We can not talk about all these without considering land economics and in fact the very access to the land in terms of ownership.The place of empowerment that advises the theme for the 2019 International Women’s Day – Think Equal | Build Smart | Innovate – then points to the issue of land and ownership of the same by women. An excerpt from the The unfinished revolution: Voices from the global fight for women’s rights on JSTOR” courtesy of the Bristol University Press. Published in 2012 shows that the journey to ownership of property especially for women in marital relationships continues to be an uphill task.
It is not unusual to hear of news coverage of widows and their children thrown out by relatives once their husbands dies and with the conviction that the women have had no contribution whatsoever in the sourcing of the property. Kenyan women’s rights to own and inherit property are challenged, threatened and suppressed by customs, laws, and individuals, such as government officials.
Many leaders, both of the nation and individual households, believe women to be incompetent to manage land. This is juxtaposed by the fact that, in Africa, women constitute 70-90 percent of the agricultural labor force, meaning that they manage most of the lands already, but are made unable to own any.
Perhaps it is this landscape that has continued to encourage women to be strategic in their investments and move away from being dependent on their spouses for the future. While the ideal would be for the women to invest in the full knowledge of their husbands, many have chosen to make independent investments regardless of their marital status.
The challenges of in-laws, ancestral land issues, mistrust in marriages, and the issue of diminished enthusiasm by some spouses to work for the good of the family continue to see more women investing in real estate. The trend is set to rise in the future if the current ratio of 65% women investors versus 35% investors being men in the case of Optiven Limited is to be maintained.

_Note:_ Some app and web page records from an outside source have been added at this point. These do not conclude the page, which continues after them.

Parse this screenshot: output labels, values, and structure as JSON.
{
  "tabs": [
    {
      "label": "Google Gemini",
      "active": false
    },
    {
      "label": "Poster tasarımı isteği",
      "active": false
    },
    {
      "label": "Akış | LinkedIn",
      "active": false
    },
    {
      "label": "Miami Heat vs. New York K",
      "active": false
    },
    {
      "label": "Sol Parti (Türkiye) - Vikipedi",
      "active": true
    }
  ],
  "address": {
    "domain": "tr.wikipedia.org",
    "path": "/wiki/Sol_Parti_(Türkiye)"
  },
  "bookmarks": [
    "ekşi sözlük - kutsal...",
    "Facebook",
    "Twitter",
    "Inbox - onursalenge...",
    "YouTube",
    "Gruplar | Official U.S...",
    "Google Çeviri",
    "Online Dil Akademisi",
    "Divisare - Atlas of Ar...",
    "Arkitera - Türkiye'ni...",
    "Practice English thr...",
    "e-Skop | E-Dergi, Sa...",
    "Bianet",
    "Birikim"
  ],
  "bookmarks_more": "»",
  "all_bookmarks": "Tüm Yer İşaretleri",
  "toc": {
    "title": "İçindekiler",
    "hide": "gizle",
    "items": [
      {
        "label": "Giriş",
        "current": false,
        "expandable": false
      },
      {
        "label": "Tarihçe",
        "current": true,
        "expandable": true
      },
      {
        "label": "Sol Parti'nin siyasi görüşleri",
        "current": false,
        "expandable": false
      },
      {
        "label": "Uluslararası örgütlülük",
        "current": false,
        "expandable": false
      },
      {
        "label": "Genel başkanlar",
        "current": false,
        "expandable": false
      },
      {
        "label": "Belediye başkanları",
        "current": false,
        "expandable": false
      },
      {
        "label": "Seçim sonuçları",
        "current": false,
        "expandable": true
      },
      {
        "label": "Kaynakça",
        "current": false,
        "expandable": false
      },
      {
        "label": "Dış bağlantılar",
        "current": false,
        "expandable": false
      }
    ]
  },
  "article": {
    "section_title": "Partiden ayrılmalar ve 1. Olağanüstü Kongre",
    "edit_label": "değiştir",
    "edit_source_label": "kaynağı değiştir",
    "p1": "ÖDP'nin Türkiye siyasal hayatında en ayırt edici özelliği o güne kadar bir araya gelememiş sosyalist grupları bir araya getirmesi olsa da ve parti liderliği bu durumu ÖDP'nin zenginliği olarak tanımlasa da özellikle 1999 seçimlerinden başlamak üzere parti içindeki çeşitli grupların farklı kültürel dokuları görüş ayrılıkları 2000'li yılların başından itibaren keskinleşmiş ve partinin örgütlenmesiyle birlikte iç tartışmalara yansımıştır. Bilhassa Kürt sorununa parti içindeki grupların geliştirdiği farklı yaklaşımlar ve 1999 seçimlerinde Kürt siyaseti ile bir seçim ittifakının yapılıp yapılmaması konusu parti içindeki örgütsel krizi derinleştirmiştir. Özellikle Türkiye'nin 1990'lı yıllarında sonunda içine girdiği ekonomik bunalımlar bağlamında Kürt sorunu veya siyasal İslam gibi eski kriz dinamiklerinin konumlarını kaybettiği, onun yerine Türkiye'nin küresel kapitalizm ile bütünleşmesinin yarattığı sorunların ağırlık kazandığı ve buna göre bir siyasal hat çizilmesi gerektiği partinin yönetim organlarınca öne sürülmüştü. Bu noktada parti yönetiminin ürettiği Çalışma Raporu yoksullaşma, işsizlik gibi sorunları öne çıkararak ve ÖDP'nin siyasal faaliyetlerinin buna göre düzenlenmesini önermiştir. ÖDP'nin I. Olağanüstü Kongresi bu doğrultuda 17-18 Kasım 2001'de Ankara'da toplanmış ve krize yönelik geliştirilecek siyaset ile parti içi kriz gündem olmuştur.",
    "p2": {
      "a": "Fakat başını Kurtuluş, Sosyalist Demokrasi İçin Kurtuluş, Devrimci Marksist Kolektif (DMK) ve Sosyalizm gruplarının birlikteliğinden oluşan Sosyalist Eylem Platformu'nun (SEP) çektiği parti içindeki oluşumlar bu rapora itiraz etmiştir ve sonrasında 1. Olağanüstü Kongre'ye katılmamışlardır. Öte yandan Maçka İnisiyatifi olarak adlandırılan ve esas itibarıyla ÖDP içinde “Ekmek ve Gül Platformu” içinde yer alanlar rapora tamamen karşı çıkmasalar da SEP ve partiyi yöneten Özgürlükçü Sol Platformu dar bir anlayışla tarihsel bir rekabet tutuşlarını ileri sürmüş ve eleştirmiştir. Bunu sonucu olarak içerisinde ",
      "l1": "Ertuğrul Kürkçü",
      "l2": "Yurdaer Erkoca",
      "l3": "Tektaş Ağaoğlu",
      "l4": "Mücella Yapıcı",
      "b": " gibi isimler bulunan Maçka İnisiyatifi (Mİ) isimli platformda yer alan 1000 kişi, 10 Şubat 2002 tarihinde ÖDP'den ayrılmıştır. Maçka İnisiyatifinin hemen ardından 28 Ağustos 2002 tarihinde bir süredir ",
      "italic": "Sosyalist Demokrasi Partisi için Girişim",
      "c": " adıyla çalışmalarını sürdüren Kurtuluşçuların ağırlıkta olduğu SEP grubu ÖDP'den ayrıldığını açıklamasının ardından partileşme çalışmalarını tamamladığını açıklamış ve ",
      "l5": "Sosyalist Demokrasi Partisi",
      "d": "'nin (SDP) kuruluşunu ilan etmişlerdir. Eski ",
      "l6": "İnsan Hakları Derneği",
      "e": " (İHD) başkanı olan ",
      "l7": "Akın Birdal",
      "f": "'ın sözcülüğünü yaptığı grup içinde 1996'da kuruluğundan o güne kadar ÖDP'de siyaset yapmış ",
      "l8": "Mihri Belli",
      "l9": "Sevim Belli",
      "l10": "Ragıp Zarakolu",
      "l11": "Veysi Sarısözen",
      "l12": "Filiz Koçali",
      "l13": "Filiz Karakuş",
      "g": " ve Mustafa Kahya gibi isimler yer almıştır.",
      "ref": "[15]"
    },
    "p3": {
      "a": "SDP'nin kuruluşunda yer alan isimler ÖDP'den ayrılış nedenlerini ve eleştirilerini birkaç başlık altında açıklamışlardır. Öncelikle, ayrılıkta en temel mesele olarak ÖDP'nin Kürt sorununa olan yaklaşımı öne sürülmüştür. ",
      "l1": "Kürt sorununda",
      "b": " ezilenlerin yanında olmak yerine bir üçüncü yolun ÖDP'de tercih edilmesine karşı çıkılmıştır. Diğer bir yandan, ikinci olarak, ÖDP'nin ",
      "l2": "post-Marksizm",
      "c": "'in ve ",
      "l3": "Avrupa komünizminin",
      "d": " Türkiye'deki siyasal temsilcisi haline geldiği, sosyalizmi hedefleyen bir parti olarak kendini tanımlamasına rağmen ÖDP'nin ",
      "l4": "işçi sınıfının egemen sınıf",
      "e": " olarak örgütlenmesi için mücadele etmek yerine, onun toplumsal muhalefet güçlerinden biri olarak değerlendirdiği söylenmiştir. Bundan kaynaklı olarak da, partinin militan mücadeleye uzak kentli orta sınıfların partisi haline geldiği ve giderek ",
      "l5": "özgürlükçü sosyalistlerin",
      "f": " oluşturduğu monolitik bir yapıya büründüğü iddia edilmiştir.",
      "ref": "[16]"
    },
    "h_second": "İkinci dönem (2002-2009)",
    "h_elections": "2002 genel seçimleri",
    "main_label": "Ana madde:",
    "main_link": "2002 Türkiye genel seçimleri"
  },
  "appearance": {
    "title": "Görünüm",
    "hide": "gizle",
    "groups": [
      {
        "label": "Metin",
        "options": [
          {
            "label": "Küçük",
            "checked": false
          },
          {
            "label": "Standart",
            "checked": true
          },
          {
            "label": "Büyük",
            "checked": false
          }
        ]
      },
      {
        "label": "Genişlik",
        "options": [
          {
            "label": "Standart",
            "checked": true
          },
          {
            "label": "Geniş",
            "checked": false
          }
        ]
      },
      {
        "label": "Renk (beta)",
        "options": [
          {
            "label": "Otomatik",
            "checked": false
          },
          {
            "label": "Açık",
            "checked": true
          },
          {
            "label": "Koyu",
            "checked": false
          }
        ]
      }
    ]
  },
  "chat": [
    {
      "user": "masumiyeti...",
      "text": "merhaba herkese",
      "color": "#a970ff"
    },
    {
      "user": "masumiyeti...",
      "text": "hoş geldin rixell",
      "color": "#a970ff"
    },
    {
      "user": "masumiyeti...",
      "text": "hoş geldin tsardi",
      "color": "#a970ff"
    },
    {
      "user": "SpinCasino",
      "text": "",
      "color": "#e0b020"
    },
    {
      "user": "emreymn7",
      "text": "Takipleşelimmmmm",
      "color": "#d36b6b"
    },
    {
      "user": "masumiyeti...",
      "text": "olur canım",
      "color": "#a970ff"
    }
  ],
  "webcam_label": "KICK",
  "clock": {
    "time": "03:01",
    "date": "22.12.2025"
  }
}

Notwithstanding, we salute women for their resilience, forward looking and future planning agenda through investments, development and even better, building better societies through their decision. On this International Women’s Day, from all of us at Optiven Limited, we celebrate you knowing that together, we are on a journey of transformation for the individual, families, societies and the world. Happy International Women’s Day 2019.
The County Government of Kiambu has begun upgrading of roads in the Muoroto Area.
Infrastructure remains key in meeting the development needs of any community. Speaking shortly after the County Government of Kiambu begun upgrading the roads around Kamiti Location, George Wachiuri, the Optiven Group Chief Executive noted that this will open up the area to many more opportunities.
According to Wachiuri, the infrastructure in the area will further facilitate exposure to business engagement including sourcing of investments such as in real estate and other sectors. “There is need for county governments to hasten their input in facilitating infrastructure development at the grassroot level as this is key to attracting investors especially those in real estate,” Wachiuri said.
His sentiments come as the County Government of Kiambu continues to host a number of investors in the Muoroto area of the county. The Optiven Group has in the recent past been engaged in community empowerment in the area where residents have had a rare opportunity to meet with the company and understand the role of the group in the area.
The area has been synonymous with real estate investments including Amani Ridge, the Place of Peace which is a premier project under Optiven Group. The ongoing grading of Amani Road will specifically be of great benefit to the area and Kiambu as a whole, as it will enhance easier access to the area, facilitate transportation of goods and services and at the same time boost the economic activities.